In an attempt to encourage companies to settle invoices promptly, Parliament has passed The Reporting on Payment Practices and Performance Regulations 2017, which require large companies to publish information about their payment practices and performance twice a year. How will this affect charities?
Which companies are affected?
The duty will apply to companies (other than parent companies) if they exceed two or more of the medium-sized company thresholds in the Companies Act 2006, ie:
- £36m annual turnover;
- £18m balance sheet total;
- average 250 employees in the financial year.
A company that is a parent (such as a charitable company with a trading subsidiary) will be caught if it exceeds two or more of the above thresholds and its group exceeds two or more of the thresholds below:
- £36m aggregate turnover (net of intra-group transactions) or £43.2m gross turnover;
- £18m net balance sheet total (or £21.6m gross);
- 250 employees in aggregate.
The duty will not apply to any company in its first financial year, or in relation to any financial period that began before 6 April 2017.
What information must be published?
The Regulations split a company's financial period into two "reporting periods", the first being six months beginning with the first day of the financial year, the second being the remainder of the financial year. Information must be published twice a year – within 30 days of the end of each reporting period. Reports must be published on a web-based service, which the Government will provide.
The information requirements only relate to business contracts for goods, services and/or intangible assets that are subject to UK law, or that otherwise have a significant connection with UK jurisdictions. Governmental guidance on the rules (linked at the end of this article) says: "examples would include a contract which will be performed in the UK, or where one or both parties is established in the UK or carries on a relevant part of their business in the UK". So, for UK charitable companies that are large enough to be caught by the rules, every contract (insofar as it requires the charity to make a payment) is likely to be subject to the obligation.
The Regulations set out the in some detail the information that will need to be reported, such as the average time taken to pay invoices, the process for resolving payment-related disputes, whether suppliers are offered e-invoicing and whether the organisation is a member of the Prompt Payment Code or another payment code.
Before publication, the information must be signed off by one of the company's directors.
Failure to publish will be an offence, both by the company and (unless they took all reasonable steps to ensure compliance) by every director. It will also be an offence to publish misleading or false information.
The Impact Assessment estimates the following median costs for organisations caught by the new law.
- familiarisation with the rules: £528;
- adapting/purchasing IT systems: £1,000;
- gathering the information needed to update processes: £185;
- changing processes (to set up procedures for capturing relevant data, generating reports, sign-off and transmission to the Government): £85;
- maintaining systems and processes: £0 (though estimates above zero ranged from £100 to over £29,500);
- preparing twice-yearly reports: £593;
- collating, approving and submitting twice-yearly reports: £319.

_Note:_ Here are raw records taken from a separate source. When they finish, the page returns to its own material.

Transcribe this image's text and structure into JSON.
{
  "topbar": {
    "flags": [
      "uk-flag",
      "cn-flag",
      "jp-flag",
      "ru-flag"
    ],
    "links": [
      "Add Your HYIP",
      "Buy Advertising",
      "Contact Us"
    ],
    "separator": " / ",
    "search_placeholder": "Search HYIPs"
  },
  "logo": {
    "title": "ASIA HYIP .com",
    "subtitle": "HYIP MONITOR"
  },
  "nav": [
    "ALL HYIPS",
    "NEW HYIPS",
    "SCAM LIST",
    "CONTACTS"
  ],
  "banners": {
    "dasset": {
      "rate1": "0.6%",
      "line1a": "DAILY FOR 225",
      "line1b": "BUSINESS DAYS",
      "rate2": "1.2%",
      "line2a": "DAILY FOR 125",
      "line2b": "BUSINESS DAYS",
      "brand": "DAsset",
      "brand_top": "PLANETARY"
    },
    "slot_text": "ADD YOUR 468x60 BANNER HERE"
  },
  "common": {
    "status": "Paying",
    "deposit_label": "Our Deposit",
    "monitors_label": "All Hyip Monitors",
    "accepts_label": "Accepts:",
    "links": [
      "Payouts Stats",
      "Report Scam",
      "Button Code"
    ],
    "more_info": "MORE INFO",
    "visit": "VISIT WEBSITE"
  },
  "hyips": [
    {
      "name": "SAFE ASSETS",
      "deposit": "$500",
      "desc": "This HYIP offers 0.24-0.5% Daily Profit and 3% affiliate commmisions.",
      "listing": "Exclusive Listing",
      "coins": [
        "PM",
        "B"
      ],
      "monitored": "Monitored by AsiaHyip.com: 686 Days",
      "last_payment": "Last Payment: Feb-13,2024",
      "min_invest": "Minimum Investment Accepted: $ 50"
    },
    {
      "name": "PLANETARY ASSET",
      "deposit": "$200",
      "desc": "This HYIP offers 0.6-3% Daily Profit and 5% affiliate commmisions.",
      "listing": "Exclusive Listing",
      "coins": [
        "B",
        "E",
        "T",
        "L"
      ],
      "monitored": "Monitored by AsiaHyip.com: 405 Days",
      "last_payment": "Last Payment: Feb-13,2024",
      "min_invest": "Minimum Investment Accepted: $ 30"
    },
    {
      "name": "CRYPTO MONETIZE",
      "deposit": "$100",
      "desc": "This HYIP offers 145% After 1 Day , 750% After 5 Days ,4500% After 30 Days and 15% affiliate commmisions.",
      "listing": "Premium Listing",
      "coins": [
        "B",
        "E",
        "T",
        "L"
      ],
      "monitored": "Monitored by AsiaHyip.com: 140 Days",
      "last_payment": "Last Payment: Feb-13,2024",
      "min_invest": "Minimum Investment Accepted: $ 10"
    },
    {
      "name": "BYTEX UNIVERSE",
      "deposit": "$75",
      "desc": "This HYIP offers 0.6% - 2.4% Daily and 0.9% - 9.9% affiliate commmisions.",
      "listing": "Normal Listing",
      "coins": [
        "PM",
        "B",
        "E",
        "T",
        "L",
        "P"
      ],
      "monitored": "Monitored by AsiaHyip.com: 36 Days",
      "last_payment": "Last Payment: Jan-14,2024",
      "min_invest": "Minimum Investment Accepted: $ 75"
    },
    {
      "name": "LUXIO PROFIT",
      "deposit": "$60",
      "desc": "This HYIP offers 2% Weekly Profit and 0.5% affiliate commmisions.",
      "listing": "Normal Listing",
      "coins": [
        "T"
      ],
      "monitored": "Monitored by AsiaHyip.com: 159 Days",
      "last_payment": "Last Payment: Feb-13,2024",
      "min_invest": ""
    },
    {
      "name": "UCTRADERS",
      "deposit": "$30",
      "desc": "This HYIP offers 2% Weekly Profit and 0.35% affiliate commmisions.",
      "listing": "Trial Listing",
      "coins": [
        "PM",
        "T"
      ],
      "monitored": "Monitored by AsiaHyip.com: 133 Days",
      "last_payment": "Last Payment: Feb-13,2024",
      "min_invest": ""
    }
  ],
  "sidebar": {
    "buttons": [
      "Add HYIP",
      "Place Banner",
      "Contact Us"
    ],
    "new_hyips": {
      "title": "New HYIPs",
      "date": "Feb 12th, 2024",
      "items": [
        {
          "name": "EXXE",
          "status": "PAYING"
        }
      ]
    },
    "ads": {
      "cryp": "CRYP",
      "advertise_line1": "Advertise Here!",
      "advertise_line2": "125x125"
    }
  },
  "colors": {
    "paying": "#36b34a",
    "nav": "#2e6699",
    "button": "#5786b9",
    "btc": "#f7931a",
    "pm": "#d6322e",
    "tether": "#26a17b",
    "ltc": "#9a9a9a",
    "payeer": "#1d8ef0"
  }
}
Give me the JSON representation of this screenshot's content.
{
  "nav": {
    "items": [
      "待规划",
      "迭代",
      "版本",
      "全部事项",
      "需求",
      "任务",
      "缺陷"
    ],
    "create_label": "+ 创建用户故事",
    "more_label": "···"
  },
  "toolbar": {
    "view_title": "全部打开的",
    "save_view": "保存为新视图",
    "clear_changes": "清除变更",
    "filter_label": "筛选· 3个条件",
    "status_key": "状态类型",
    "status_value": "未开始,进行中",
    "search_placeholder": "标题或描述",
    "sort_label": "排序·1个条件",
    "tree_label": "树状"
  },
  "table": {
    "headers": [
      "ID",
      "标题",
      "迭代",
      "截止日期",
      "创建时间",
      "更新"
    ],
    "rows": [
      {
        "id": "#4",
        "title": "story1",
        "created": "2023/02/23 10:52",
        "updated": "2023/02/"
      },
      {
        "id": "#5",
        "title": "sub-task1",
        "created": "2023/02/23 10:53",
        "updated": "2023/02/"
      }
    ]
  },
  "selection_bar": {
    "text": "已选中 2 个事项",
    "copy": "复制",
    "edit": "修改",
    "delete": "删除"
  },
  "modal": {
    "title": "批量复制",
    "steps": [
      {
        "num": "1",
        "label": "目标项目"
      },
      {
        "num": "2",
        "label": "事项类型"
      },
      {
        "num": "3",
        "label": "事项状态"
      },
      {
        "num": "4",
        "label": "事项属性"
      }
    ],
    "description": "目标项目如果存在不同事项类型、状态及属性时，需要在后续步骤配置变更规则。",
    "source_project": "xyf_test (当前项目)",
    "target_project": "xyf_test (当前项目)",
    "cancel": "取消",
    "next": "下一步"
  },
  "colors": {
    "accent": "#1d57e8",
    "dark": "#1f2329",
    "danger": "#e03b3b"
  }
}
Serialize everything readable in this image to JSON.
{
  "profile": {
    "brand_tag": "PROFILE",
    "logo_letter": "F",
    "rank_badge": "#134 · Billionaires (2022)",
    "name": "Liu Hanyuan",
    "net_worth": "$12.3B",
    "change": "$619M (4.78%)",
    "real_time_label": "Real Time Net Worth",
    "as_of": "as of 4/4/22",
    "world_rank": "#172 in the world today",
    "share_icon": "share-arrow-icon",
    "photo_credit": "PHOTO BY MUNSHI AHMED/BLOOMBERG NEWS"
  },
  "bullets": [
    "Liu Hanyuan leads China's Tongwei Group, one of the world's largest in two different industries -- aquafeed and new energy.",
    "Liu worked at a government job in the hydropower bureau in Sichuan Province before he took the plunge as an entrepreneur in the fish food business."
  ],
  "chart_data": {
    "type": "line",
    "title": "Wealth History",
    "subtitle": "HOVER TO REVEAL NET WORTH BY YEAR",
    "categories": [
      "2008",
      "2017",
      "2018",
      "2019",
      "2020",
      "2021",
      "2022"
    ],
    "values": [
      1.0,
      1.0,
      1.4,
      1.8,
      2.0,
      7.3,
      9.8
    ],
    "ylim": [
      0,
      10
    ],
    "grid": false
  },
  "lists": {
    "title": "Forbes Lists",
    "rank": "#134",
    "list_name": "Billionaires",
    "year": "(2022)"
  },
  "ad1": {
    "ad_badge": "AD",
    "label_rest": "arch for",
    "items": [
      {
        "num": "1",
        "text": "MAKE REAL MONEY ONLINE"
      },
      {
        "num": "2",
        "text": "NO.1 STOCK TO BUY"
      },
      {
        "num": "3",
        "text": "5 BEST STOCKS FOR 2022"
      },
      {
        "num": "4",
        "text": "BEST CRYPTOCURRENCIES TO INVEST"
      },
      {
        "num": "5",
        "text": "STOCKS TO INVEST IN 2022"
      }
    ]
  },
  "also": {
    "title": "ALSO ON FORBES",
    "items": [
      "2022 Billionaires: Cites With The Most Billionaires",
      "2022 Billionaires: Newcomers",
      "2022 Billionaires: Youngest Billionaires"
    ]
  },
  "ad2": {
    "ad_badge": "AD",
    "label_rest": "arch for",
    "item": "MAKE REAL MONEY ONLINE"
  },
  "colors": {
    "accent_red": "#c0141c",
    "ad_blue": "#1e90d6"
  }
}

Given the size of many large UK corporations, it is to be hoped that median costs for charitable companies will be somewhat less than these estimates.
The Government will not be proactively monitoring compliance. It seems that enforcement will rely on the fact that the data will be publicly available, and that anyone with a suspicion can raise it with BEIS or take a complaint to the Small Business Commissioner.
If you require further information on anything covered in this briefing please contact Rachel Holmes ([email protected]) or Philip Reed ([email protected]) or your usual contact at the firm on 020 3375 7000.
This publication is a general summary of the law. It should not replace legal advice tailored to your specific circumstances.
© Farrer & Co LLP, May 2017